> [WHAT YOU ARE ASKED TO DO]: Below are some records. Pull every line that contains the word "provisioned".

(Data items)
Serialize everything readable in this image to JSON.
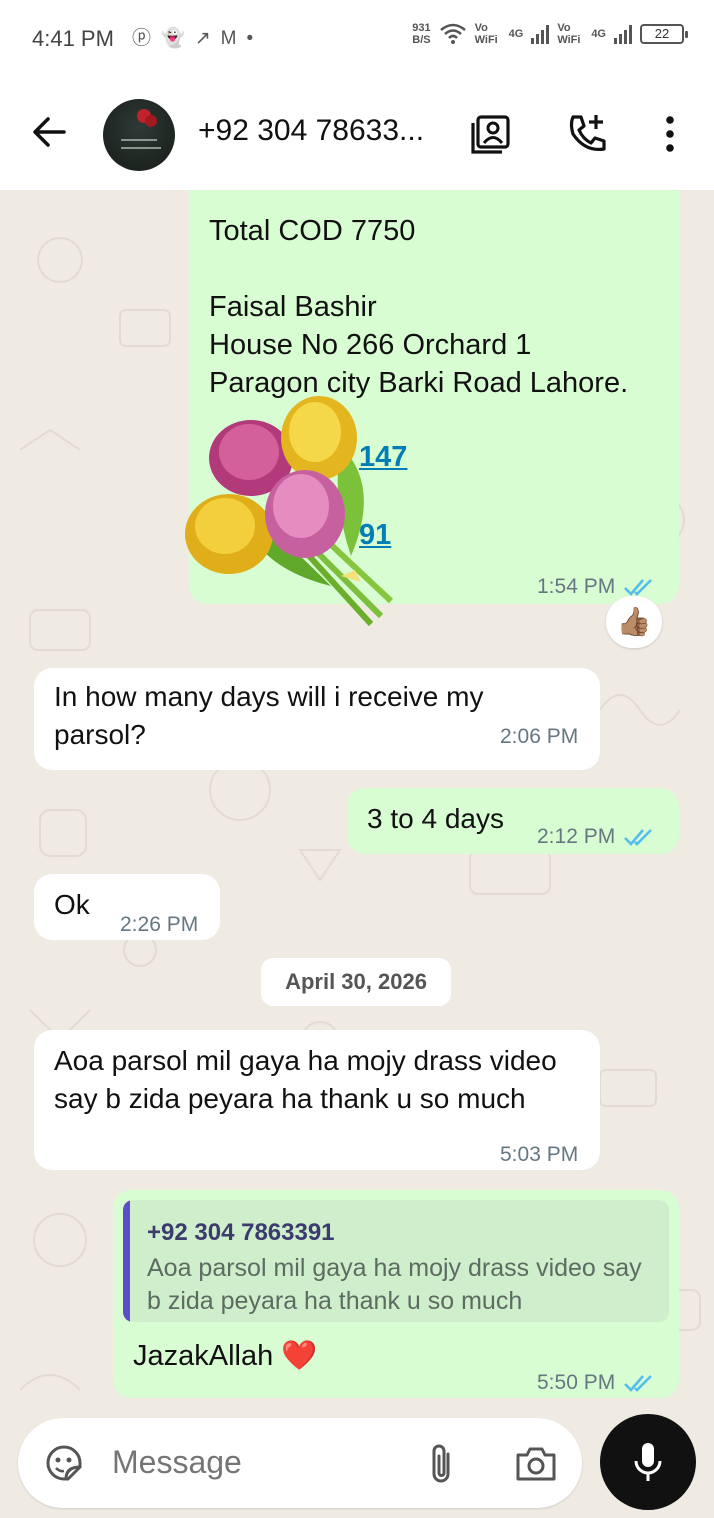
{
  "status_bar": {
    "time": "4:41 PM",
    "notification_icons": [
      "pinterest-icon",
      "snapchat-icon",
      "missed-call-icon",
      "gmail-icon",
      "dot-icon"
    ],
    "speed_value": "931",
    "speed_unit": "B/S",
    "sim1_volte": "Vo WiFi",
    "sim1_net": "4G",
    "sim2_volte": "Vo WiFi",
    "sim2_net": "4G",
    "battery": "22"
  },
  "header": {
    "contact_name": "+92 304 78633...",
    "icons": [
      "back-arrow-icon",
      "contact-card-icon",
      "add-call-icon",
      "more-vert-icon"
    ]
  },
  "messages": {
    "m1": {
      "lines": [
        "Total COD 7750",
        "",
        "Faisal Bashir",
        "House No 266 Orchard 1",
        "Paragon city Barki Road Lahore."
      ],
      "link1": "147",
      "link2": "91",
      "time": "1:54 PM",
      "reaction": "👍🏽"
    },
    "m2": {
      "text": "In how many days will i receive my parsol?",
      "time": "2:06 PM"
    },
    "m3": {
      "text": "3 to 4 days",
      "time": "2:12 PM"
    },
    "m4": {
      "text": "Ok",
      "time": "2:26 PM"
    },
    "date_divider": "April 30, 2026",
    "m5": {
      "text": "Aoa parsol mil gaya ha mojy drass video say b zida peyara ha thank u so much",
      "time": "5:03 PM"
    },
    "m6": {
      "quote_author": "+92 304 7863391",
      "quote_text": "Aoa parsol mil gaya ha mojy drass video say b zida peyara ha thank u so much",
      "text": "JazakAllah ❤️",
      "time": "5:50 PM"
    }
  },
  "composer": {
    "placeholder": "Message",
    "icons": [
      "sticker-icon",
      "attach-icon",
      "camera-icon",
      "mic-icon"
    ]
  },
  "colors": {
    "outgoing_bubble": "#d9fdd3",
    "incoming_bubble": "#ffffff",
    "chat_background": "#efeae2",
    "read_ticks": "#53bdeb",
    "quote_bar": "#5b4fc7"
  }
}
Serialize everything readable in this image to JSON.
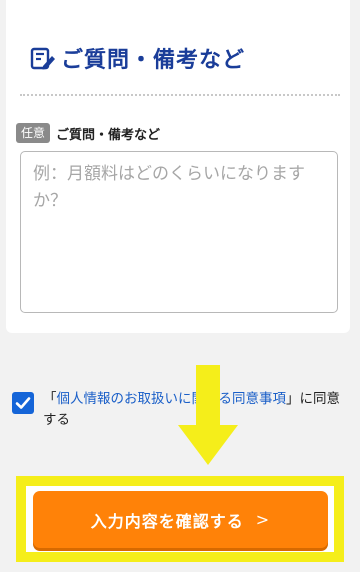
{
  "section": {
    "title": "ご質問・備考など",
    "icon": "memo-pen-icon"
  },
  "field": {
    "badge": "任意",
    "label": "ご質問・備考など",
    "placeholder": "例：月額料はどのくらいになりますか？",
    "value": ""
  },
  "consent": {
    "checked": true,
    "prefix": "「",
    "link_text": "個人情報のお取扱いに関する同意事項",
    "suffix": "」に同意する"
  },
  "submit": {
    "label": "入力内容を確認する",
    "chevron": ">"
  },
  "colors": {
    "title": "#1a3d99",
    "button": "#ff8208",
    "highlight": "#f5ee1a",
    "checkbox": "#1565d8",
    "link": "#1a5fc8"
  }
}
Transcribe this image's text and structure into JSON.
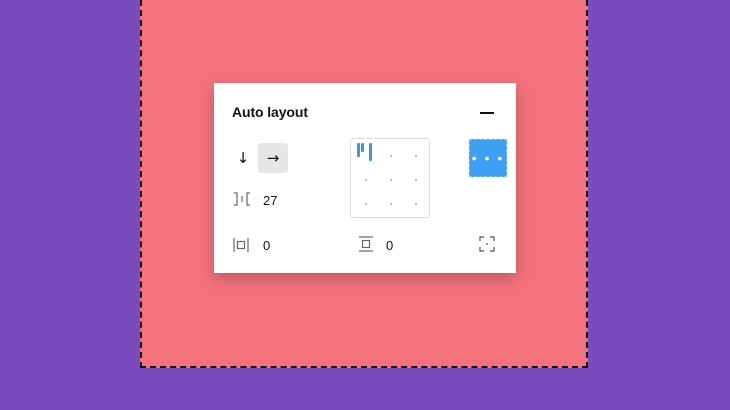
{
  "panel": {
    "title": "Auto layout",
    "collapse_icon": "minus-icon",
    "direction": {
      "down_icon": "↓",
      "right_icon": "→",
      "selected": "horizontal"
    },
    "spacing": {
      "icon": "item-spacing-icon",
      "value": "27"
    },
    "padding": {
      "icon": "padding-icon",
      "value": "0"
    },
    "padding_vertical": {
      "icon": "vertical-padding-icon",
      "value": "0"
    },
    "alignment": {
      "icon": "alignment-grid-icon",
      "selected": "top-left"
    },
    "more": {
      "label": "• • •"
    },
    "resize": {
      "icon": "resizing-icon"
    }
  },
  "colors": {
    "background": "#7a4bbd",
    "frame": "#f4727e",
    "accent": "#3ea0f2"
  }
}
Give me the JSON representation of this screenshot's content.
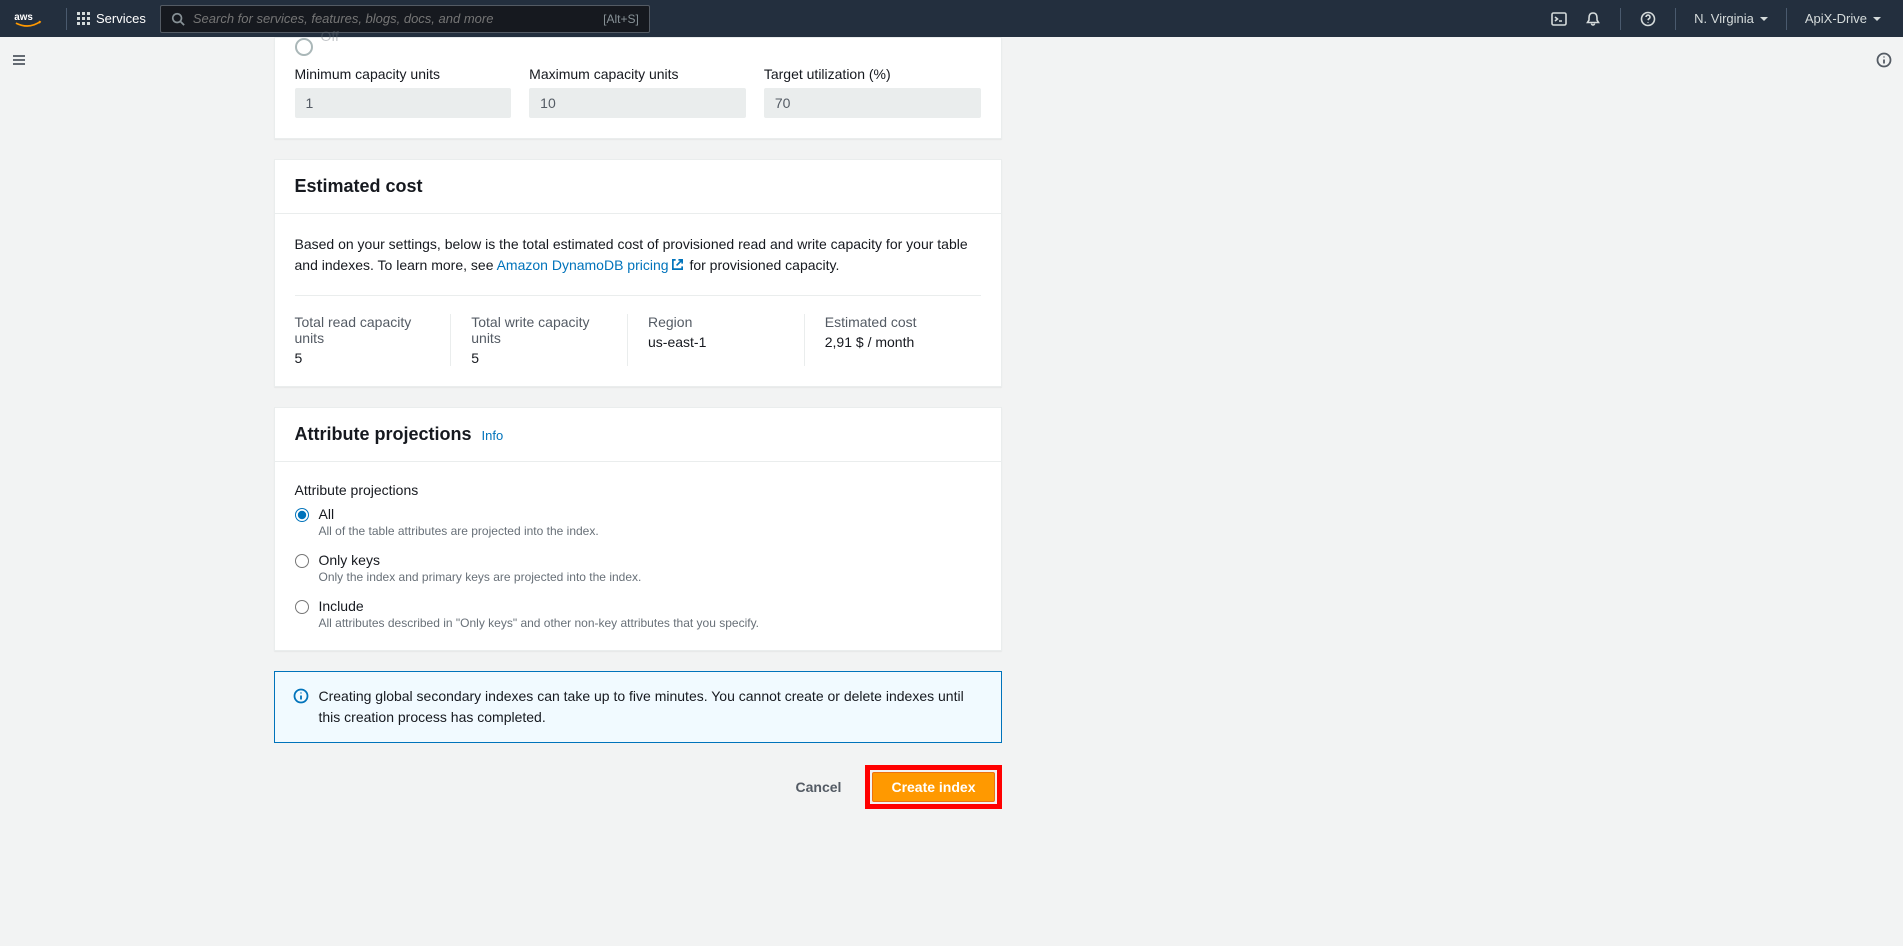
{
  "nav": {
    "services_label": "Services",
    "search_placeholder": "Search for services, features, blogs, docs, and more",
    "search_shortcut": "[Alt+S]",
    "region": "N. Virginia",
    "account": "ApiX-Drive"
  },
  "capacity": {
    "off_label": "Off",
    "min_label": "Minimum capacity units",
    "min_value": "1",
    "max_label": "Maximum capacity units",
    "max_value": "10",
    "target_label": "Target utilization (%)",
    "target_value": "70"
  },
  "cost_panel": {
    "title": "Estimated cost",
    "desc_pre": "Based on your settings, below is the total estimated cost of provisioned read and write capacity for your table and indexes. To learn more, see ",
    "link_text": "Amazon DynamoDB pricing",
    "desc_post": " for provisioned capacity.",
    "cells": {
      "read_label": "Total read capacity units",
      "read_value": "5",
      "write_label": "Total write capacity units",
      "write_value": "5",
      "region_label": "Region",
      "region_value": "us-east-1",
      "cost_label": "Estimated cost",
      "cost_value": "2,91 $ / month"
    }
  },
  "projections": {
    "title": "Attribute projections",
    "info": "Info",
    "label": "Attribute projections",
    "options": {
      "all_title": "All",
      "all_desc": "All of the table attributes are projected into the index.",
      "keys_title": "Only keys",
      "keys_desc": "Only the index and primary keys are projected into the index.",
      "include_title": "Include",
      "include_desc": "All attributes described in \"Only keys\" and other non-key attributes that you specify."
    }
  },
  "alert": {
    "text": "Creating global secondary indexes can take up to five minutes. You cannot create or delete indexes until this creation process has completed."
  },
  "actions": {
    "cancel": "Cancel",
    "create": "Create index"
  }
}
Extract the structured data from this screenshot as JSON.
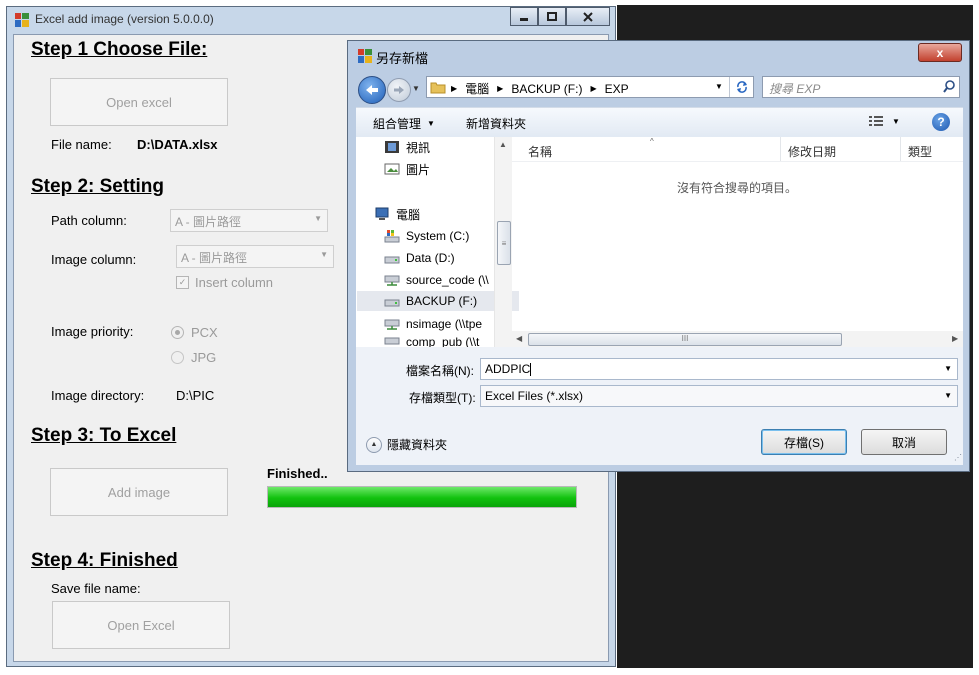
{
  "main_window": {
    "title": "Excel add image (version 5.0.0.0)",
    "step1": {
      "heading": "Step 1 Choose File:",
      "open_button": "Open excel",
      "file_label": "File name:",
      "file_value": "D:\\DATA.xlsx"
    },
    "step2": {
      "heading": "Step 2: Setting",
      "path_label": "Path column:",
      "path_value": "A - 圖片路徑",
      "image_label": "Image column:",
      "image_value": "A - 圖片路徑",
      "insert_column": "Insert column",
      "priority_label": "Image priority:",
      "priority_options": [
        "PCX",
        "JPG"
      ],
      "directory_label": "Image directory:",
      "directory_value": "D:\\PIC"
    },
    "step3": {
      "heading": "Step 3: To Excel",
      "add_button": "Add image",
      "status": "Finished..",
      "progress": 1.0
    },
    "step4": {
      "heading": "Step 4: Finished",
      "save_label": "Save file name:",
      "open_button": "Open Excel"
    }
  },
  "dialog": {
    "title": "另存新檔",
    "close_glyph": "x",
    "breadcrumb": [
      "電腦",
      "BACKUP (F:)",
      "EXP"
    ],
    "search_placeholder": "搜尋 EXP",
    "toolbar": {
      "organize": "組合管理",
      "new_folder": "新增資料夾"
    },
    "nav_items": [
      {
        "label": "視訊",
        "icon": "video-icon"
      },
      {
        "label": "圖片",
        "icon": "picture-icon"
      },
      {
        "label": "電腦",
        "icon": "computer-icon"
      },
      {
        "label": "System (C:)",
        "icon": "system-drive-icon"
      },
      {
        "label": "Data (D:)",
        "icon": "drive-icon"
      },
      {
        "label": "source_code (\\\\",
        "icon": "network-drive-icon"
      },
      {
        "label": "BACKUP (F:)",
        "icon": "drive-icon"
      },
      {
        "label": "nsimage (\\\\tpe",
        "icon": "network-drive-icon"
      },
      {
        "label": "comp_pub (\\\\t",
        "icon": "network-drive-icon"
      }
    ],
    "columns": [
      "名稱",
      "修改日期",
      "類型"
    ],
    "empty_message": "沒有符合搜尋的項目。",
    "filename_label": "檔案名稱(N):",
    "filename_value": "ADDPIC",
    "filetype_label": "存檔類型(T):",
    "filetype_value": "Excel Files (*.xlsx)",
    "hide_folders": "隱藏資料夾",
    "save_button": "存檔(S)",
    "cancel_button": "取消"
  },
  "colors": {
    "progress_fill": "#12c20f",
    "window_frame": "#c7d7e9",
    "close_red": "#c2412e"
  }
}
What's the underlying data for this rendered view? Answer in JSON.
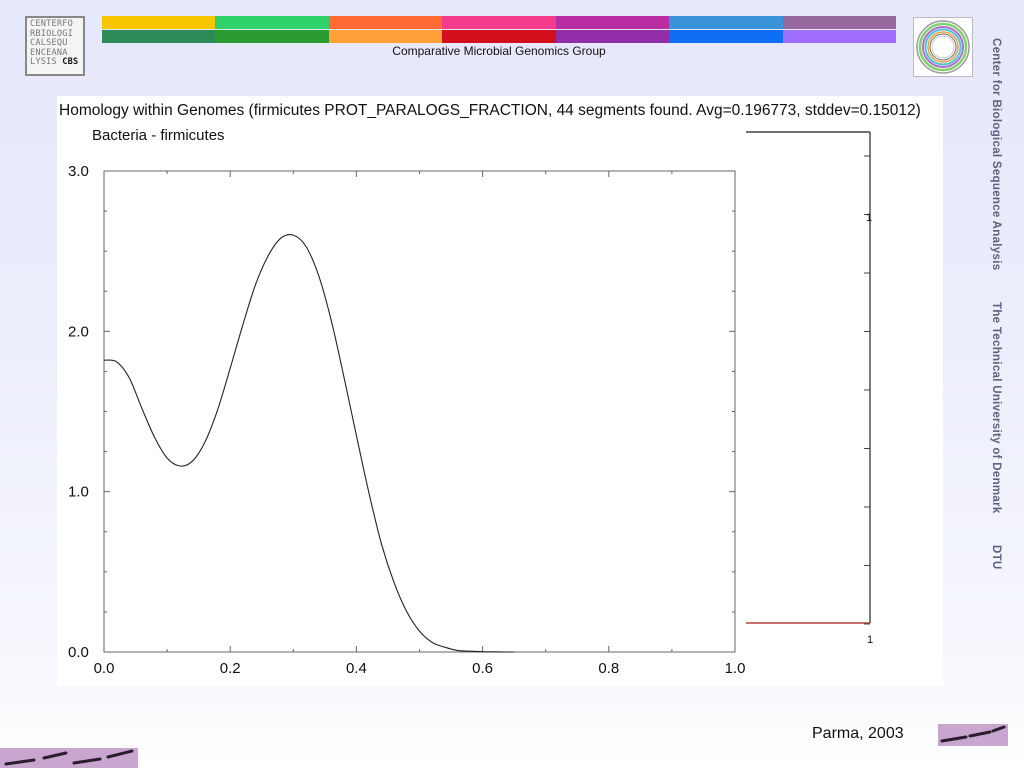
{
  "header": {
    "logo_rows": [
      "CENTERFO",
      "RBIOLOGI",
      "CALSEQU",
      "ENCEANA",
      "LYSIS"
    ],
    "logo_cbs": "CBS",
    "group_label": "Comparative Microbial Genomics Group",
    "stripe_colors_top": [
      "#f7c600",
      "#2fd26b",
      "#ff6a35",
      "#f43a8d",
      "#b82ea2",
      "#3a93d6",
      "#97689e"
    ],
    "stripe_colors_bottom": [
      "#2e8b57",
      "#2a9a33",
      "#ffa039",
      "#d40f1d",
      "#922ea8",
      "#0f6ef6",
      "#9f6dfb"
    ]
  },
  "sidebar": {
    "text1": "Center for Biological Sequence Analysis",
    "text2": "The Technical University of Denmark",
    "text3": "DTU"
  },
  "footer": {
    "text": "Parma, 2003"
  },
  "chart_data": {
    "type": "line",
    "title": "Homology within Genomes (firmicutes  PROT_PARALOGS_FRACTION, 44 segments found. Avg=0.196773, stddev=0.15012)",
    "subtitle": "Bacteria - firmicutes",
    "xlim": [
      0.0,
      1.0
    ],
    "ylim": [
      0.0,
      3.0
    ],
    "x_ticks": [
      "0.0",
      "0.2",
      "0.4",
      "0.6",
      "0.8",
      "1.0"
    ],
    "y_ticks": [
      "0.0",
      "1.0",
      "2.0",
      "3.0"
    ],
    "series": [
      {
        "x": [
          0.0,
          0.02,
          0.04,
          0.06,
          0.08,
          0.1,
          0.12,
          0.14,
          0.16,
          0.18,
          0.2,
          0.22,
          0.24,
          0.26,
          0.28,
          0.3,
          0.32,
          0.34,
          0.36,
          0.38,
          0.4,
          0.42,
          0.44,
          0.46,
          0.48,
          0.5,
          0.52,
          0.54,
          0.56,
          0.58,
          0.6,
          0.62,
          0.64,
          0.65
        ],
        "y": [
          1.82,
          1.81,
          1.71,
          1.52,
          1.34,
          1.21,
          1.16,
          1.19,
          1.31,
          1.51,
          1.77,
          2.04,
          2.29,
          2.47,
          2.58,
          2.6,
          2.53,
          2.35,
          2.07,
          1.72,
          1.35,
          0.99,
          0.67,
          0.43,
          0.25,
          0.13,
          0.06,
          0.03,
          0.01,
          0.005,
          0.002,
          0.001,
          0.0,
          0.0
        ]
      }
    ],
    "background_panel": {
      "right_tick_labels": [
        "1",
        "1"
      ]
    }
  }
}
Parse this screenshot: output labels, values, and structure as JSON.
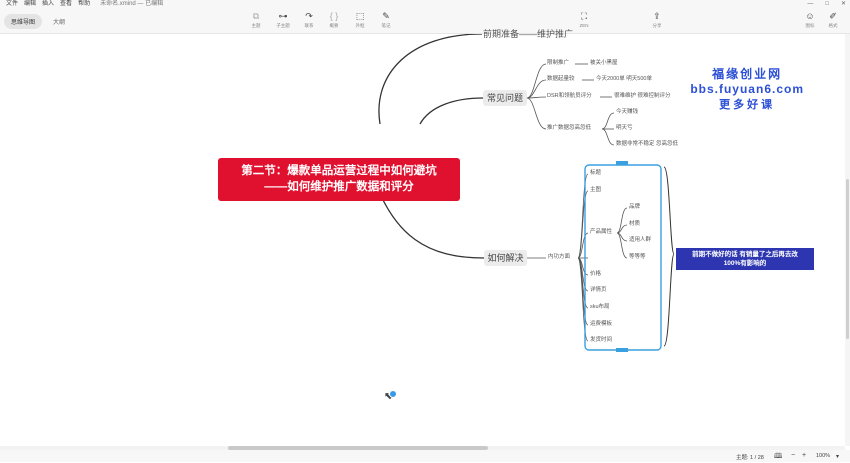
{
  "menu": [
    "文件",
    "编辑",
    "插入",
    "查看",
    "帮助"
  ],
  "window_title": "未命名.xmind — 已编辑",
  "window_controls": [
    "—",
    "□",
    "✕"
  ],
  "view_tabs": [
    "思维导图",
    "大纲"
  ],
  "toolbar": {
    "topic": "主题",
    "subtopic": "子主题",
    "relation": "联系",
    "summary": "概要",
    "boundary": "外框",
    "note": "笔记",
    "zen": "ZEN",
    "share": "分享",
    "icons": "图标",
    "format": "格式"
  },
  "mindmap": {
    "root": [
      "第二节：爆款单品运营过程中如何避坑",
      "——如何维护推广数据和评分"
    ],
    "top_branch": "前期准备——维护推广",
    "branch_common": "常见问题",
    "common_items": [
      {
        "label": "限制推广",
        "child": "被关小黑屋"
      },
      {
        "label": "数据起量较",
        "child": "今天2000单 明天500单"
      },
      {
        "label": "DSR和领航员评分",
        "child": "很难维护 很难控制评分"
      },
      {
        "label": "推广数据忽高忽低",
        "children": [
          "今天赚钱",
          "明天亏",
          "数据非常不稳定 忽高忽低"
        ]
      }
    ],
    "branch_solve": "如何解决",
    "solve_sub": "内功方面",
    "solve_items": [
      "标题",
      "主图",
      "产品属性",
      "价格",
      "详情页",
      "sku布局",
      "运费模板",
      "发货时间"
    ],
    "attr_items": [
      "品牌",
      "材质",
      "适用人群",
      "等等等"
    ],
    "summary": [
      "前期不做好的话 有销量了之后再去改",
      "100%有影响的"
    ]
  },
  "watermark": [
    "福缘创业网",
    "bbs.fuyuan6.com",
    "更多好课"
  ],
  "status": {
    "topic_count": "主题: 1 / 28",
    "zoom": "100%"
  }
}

> [EXERCISE RESPONSE]:
    "desc_pre": "Based on your settings, below is the total estimated cost of provisioned read and write capacity for your table and indexes. To learn more, see ",
    "desc_post": " for provisioned capacity.",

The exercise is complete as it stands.